Supplied material -
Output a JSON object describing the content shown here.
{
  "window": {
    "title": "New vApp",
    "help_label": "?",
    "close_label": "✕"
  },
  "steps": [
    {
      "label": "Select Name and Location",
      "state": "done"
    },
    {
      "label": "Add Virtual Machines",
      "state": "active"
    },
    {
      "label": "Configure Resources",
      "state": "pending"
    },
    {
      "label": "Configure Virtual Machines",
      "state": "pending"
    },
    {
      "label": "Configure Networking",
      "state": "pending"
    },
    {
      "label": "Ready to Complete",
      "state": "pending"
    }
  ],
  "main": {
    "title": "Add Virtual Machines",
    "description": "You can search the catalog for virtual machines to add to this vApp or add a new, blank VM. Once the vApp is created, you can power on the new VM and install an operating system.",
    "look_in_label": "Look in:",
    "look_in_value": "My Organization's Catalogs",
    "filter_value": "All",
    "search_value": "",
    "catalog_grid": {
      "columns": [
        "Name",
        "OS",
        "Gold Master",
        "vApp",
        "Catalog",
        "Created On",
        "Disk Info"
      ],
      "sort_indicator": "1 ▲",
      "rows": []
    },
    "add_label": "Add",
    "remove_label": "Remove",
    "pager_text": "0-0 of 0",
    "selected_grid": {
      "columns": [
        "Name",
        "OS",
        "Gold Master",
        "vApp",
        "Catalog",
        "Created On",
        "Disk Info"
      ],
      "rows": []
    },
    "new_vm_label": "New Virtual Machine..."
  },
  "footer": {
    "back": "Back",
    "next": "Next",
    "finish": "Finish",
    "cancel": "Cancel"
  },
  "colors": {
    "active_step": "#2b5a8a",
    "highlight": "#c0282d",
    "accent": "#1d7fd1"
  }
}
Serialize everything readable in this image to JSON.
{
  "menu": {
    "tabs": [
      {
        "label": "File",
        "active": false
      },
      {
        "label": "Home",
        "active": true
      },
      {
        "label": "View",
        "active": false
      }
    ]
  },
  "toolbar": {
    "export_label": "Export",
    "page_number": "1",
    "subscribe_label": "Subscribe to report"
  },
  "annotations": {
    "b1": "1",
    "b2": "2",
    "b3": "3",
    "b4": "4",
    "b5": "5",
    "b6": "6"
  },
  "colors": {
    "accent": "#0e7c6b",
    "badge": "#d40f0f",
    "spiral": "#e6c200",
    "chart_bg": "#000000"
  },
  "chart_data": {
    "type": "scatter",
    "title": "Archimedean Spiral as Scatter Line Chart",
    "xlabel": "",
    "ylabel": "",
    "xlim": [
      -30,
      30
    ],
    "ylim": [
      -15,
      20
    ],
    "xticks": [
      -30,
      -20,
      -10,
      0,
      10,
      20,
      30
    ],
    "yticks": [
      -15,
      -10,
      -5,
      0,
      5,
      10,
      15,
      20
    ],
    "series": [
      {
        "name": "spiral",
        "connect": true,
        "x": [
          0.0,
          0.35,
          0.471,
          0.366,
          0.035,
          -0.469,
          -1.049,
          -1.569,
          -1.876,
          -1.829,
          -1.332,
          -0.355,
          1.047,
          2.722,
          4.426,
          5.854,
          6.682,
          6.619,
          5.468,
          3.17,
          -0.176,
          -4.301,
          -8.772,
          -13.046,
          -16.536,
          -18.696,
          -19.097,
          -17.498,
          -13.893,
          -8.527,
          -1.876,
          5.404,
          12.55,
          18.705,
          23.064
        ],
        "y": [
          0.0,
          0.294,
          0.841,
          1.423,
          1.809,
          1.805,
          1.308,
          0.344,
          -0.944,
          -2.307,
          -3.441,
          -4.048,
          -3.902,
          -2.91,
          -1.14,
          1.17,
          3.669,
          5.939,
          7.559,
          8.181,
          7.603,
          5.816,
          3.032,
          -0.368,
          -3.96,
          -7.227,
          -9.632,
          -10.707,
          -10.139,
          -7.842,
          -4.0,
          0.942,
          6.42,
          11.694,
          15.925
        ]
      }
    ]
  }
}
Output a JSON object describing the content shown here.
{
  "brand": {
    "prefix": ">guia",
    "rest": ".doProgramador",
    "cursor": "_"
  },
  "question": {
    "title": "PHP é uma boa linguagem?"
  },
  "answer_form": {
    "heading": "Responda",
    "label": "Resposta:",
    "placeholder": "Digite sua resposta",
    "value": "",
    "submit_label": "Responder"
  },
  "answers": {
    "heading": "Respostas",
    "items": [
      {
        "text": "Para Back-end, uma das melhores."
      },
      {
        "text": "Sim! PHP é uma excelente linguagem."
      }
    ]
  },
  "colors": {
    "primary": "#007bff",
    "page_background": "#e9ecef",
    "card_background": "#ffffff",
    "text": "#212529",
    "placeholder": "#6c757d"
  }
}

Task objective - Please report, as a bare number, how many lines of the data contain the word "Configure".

The answer - 3